No, it was income taxes.
And now scofflaw employers who misclassify their workers as independent contractors will face similar fate if agreements between The U.S. Department of Labor (DOL), the Internal Revenue Service (IRS) and labor departments of up to 11 states prove fruitful.
U.S. Labor Secretary Hilda Solis said at a ceremony in Washington, D.C., that she signed memorandums of understanding with the IRS and labor officials in Connecticut, Maryland, Massachusetts, Minnesota, Missouri, Utah and Washington state.
Solis said state labor officials in Hawaii, Illinois and Montana, as well as New York Attorney General Eric Schneiderman, also have agreed to sign memorandums of understanding with the U.S. Labor Department's Wage and Hour Division.
The agreements call for the state agencies and the IRS to share information with five federal agencies: the Wage and Hour Division, the Employee Benefits Security Administration, the Occupational Safety and Health Administration, the Office of Federal Contract Compliance Programs and the Office of the Solicitor General.
Under the terms of the memorandum:
- The IRS will evaluate and classify referrals made by the DOL and conduct examinations at IRS discretion.
- The IRS, at its discretion, will share employment tax referrals with state and municipal taxing agencies that are part of the agreements.
- The IRS will provide annual reports to the DOL summarizing the results of the referrals.
- The IRS will alert the DOL when employers file lawsuits following an examination based on a Labor Department referral.

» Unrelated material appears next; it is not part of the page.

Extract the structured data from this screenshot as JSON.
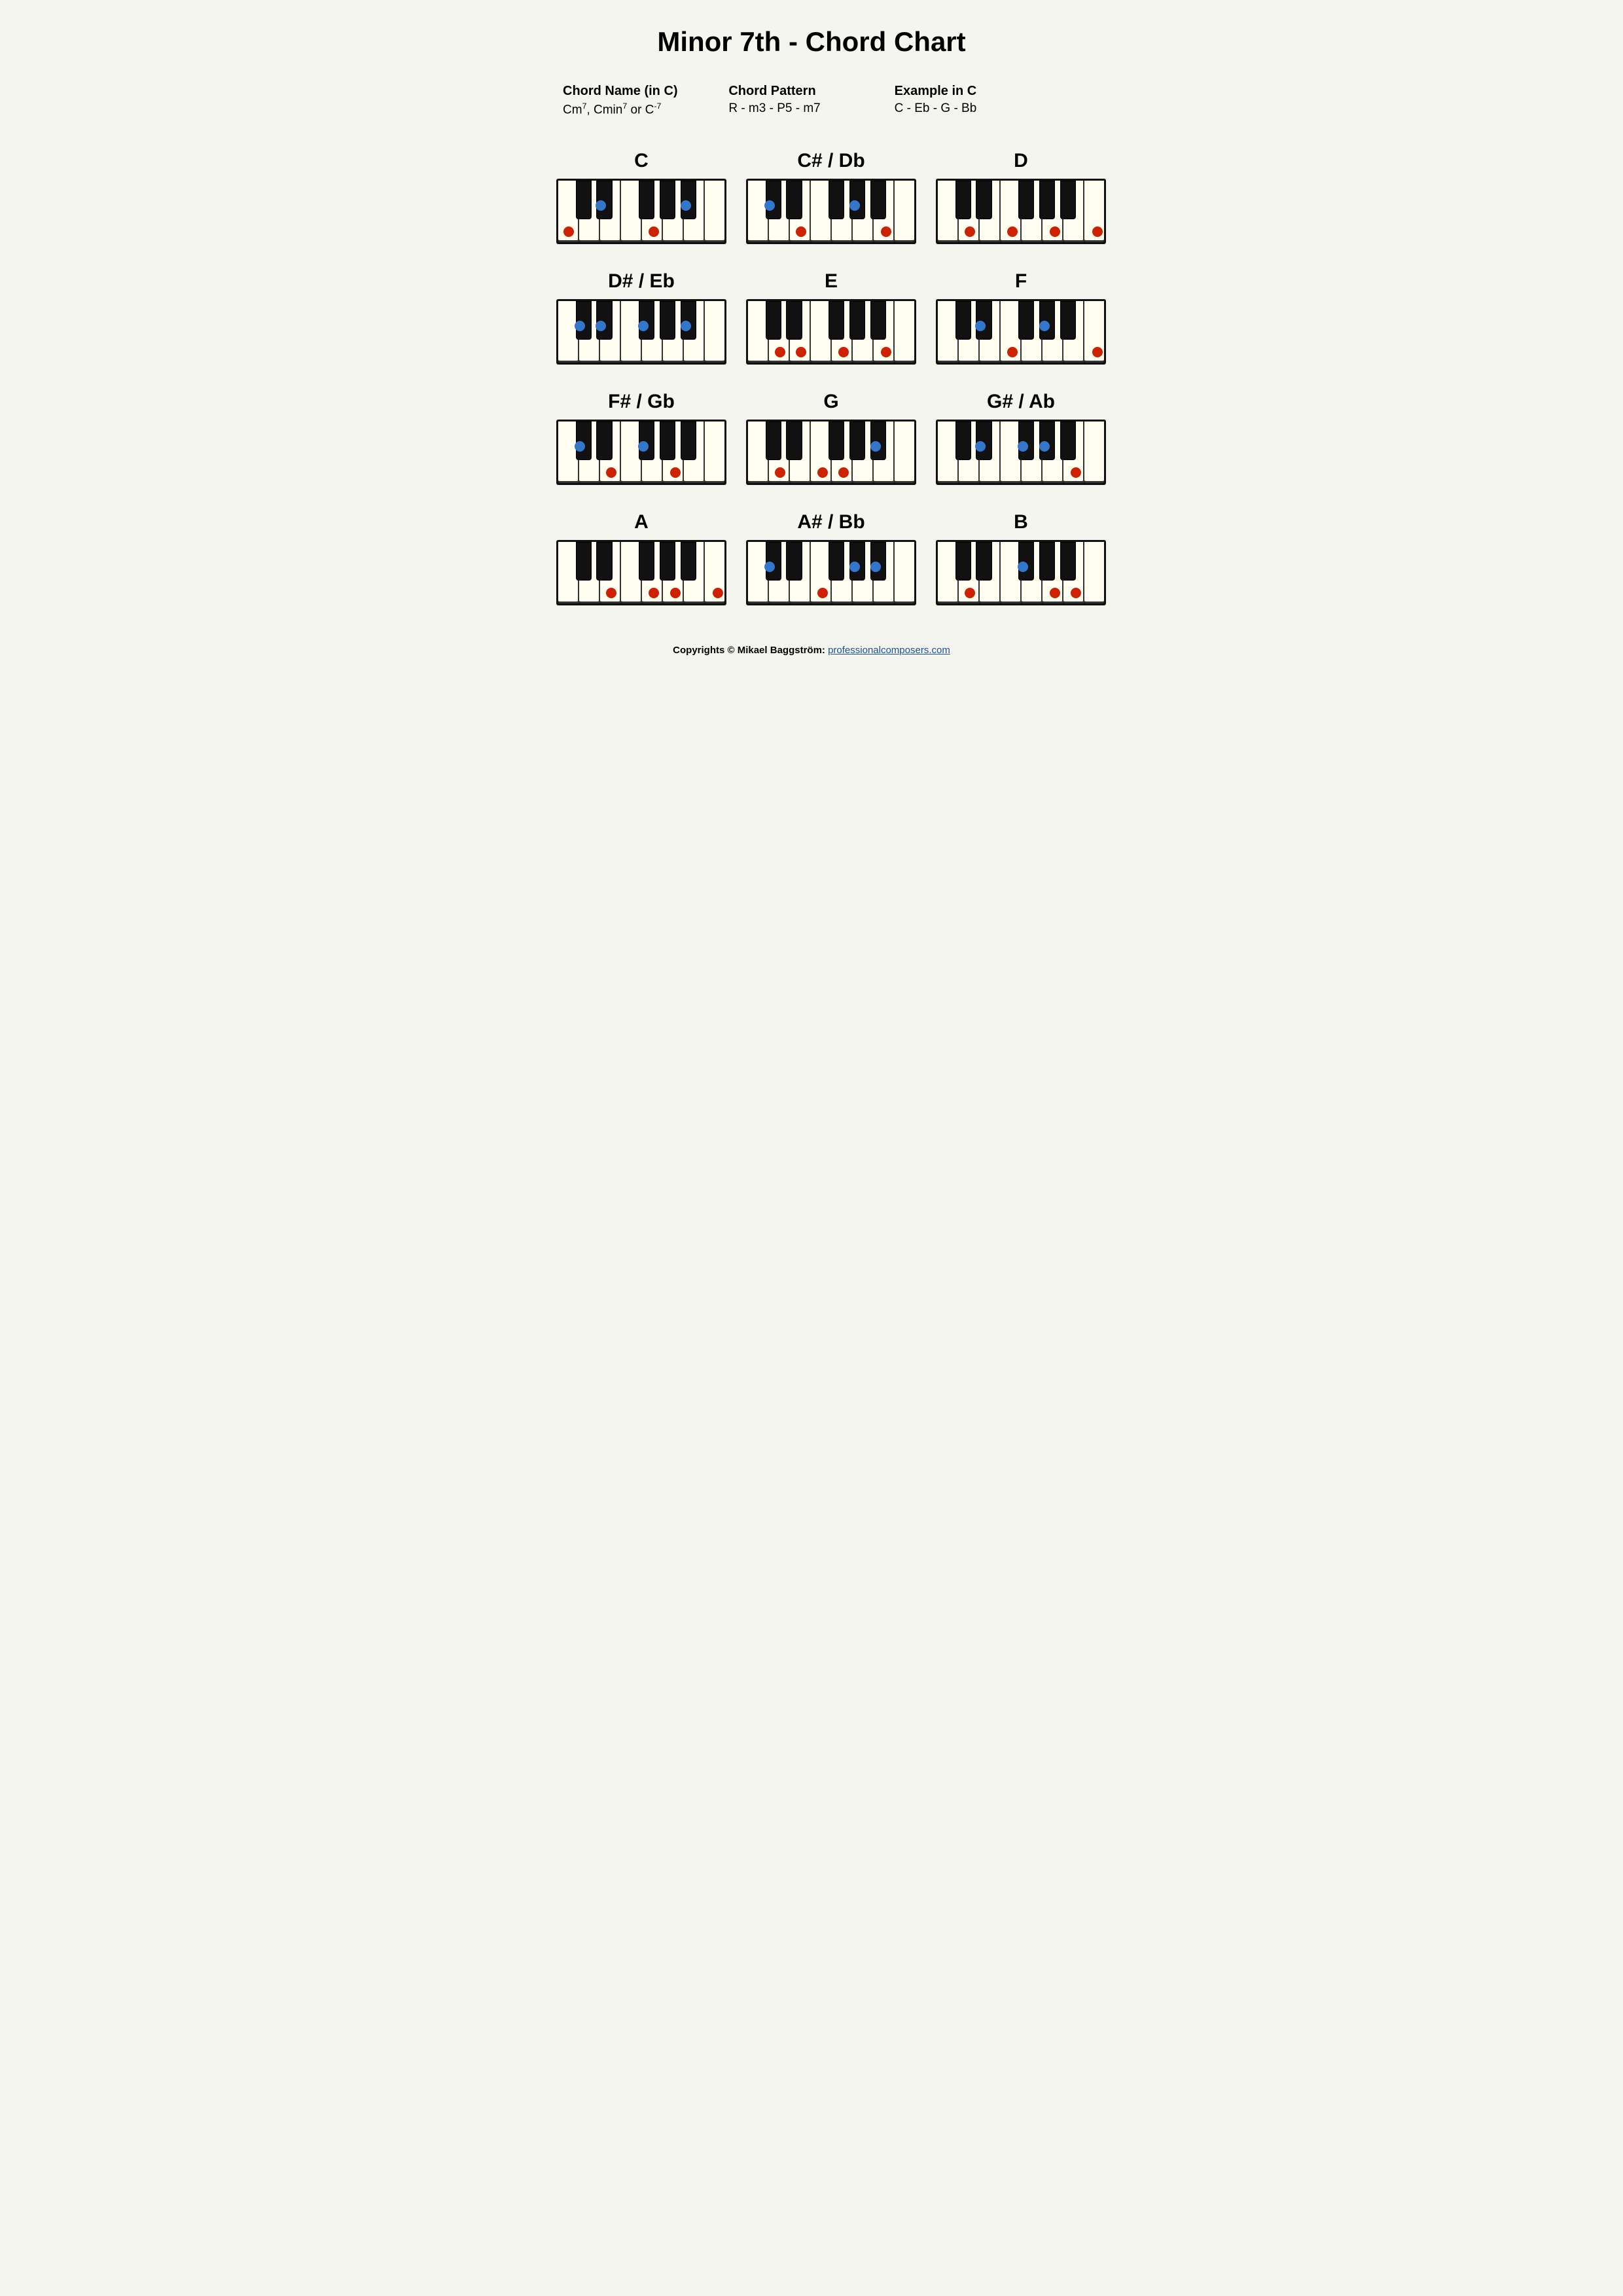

The program has opposition from Associated General Contractors (ACG), a lobbying group for the construction industry. They're concerned that some employers will be unwittingly penalized due to the complexity of employment laws because the definitions of employee and independent contractor are different between IRS rules and the various state rules.
The agreements between the Feds and the various states call for information sharing only. It will be up to the state labor departments to bring enforcement actions within the context of their own laws.
Once the unscrupulous contractors start getting wind of cases being filed as a result of this information sharing they will either start complying, or will find other ways to evade the law and compete unfairly.
One element that I would urge state labor departments that are operating under these agreements is to institute an amnesty program that would allow formerly non-compliant employers, whether intentional or not, to mea culpa and bring their businesses into compliance.